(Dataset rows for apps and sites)
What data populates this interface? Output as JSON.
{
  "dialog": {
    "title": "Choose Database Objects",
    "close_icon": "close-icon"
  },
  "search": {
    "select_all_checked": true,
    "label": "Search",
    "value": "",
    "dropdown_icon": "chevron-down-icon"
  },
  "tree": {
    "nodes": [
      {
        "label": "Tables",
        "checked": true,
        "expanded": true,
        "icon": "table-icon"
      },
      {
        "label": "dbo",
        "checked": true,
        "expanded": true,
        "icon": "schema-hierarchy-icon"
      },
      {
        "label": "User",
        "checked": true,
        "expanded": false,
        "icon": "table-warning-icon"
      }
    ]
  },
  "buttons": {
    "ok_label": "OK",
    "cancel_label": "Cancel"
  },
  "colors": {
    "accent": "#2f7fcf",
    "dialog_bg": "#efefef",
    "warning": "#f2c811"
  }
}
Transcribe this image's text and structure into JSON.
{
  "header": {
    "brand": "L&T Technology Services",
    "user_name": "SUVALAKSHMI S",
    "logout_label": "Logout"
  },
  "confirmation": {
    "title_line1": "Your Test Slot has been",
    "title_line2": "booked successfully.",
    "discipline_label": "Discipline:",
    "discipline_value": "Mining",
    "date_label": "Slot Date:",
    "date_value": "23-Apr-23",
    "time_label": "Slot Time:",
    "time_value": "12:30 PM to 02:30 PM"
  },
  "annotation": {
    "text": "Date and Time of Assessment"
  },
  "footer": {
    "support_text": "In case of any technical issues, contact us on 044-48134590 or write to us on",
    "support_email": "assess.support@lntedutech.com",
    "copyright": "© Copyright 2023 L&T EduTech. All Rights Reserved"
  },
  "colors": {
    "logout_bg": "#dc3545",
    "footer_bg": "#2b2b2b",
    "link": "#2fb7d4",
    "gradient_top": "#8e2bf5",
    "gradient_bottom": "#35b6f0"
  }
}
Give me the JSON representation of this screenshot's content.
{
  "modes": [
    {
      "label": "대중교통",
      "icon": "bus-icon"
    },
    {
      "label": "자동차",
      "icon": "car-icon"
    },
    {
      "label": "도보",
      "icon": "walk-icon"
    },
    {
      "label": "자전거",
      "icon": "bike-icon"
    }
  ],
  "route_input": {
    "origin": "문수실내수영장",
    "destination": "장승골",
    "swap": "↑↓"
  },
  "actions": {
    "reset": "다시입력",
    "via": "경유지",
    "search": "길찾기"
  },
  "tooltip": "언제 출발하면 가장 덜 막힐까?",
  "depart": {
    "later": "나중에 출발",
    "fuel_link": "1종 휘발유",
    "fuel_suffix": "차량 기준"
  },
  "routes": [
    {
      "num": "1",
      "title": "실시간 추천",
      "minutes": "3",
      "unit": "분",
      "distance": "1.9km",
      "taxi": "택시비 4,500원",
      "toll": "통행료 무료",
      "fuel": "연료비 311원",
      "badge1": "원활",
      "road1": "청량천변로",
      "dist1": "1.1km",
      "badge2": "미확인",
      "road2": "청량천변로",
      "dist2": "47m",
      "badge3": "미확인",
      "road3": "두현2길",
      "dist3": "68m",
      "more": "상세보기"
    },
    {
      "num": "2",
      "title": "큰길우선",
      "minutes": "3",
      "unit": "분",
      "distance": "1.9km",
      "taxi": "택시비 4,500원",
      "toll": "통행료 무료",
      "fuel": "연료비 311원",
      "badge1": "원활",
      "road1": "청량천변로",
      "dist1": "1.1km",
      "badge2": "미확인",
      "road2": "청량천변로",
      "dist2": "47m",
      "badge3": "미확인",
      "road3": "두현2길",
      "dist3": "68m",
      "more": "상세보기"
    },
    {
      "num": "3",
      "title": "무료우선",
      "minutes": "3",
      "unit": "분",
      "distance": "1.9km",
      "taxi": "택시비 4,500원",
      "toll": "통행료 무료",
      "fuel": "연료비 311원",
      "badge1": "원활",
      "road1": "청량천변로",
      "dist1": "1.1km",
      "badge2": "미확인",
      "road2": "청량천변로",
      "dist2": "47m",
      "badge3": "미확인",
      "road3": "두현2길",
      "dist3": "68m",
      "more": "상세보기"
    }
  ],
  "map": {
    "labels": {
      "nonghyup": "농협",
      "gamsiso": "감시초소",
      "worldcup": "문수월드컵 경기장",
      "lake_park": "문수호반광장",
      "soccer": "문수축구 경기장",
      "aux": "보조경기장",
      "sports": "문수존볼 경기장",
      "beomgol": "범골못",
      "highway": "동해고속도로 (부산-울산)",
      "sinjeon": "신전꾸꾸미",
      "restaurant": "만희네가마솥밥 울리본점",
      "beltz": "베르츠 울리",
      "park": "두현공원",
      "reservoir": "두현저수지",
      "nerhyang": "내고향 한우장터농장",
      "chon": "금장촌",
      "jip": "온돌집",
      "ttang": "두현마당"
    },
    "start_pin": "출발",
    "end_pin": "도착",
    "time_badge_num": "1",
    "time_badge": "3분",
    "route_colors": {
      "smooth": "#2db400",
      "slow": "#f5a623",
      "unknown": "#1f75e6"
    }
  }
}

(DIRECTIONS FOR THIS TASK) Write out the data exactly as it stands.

(SOLUTION TO THE PROBLEM)
What data populates this interface? Output as JSON.
{
  "dialog": {
    "title": "Choose Database Objects",
    "close_icon": "close-icon"
  },
  "search": {
    "select_all_checked": true,
    "label": "Search",
    "value": "",
    "dropdown_icon": "chevron-down-icon"
  },
  "tree": {
    "nodes": [
      {
        "label": "Tables",
        "checked": true,
        "expanded": true,
        "icon": "table-icon"
      },
      {
        "label": "dbo",
        "checked": true,
        "expanded": true,
        "icon": "schema-hierarchy-icon"
      },
      {
        "label": "User",
        "checked": true,
        "expanded": false,
        "icon": "table-warning-icon"
      }
    ]
  },
  "buttons": {
    "ok_label": "OK",
    "cancel_label": "Cancel"
  },
  "colors": {
    "accent": "#2f7fcf",
    "dialog_bg": "#efefef",
    "warning": "#f2c811"
  }
}
Transcribe this image's text and structure into JSON.
{
  "header": {
    "brand": "L&T Technology Services",
    "user_name": "SUVALAKSHMI S",
    "logout_label": "Logout"
  },
  "confirmation": {
    "title_line1": "Your Test Slot has been",
    "title_line2": "booked successfully.",
    "discipline_label": "Discipline:",
    "discipline_value": "Mining",
    "date_label": "Slot Date:",
    "date_value": "23-Apr-23",
    "time_label": "Slot Time:",
    "time_value": "12:30 PM to 02:30 PM"
  },
  "annotation": {
    "text": "Date and Time of Assessment"
  },
  "footer": {
    "support_text": "In case of any technical issues, contact us on 044-48134590 or write to us on",
    "support_email": "assess.support@lntedutech.com",
    "copyright": "© Copyright 2023 L&T EduTech. All Rights Reserved"
  },
  "colors": {
    "logout_bg": "#dc3545",
    "footer_bg": "#2b2b2b",
    "link": "#2fb7d4",
    "gradient_top": "#8e2bf5",
    "gradient_bottom": "#35b6f0"
  }
}
Give me the JSON representation of this screenshot's content.
{
  "modes": [
    {
      "label": "대중교통",
      "icon": "bus-icon"
    },
    {
      "label": "자동차",
      "icon": "car-icon"
    },
    {
      "label": "도보",
      "icon": "walk-icon"
    },
    {
      "label": "자전거",
      "icon": "bike-icon"
    }
  ],
  "route_input": {
    "origin": "문수실내수영장",
    "destination": "장승골",
    "swap": "↑↓"
  },
  "actions": {
    "reset": "다시입력",
    "via": "경유지",
    "search": "길찾기"
  },
  "tooltip": "언제 출발하면 가장 덜 막힐까?",
  "depart": {
    "later": "나중에 출발",
    "fuel_link": "1종 휘발유",
    "fuel_suffix": "차량 기준"
  },
  "routes": [
    {
      "num": "1",
      "title": "실시간 추천",
      "minutes": "3",
      "unit": "분",
      "distance": "1.9km",
      "taxi": "택시비 4,500원",
      "toll": "통행료 무료",
      "fuel": "연료비 311원",
      "badge1": "원활",
      "road1": "청량천변로",
      "dist1": "1.1km",
      "badge2": "미확인",
      "road2": "청량천변로",
      "dist2": "47m",
      "badge3": "미확인",
      "road3": "두현2길",
      "dist3": "68m",
      "more": "상세보기"
    },
    {
      "num": "2",
      "title": "큰길우선",
      "minutes": "3",
      "unit": "분",
      "distance": "1.9km",
      "taxi": "택시비 4,500원",
      "toll": "통행료 무료",
      "fuel": "연료비 311원",
      "badge1": "원활",
      "road1": "청량천변로",
      "dist1": "1.1km",
      "badge2": "미확인",
      "road2": "청량천변로",
      "dist2": "47m",
      "badge3": "미확인",
      "road3": "두현2길",
      "dist3": "68m",
      "more": "상세보기"
    },
    {
      "num": "3",
      "title": "무료우선",
      "minutes": "3",
      "unit": "분",
      "distance": "1.9km",
      "taxi": "택시비 4,500원",
      "toll": "통행료 무료",
      "fuel": "연료비 311원",
      "badge1": "원활",
      "road1": "청량천변로",
      "dist1": "1.1km",
      "badge2": "미확인",
      "road2": "청량천변로",
      "dist2": "47m",
      "badge3": "미확인",
      "road3": "두현2길",
      "dist3": "68m",
      "more": "상세보기"
    }
  ],
  "map": {
    "labels": {
      "nonghyup": "농협",
      "gamsiso": "감시초소",
      "worldcup": "문수월드컵 경기장",
      "lake_park": "문수호반광장",
      "soccer": "문수축구 경기장",
      "aux": "보조경기장",
      "sports": "문수존볼 경기장",
      "beomgol": "범골못",
      "highway": "동해고속도로 (부산-울산)",
      "sinjeon": "신전꾸꾸미",
      "restaurant": "만희네가마솥밥 울리본점",
      "beltz": "베르츠 울리",
      "park": "두현공원",
      "reservoir": "두현저수지",
      "nerhyang": "내고향 한우장터농장",
      "chon": "금장촌",
      "jip": "온돌집",
      "ttang": "두현마당"
    },
    "start_pin": "출발",
    "end_pin": "도착",
    "time_badge_num": "1",
    "time_badge": "3분",
    "route_colors": {
      "smooth": "#2db400",
      "slow": "#f5a623",
      "unknown": "#1f75e6"
    }
  }
}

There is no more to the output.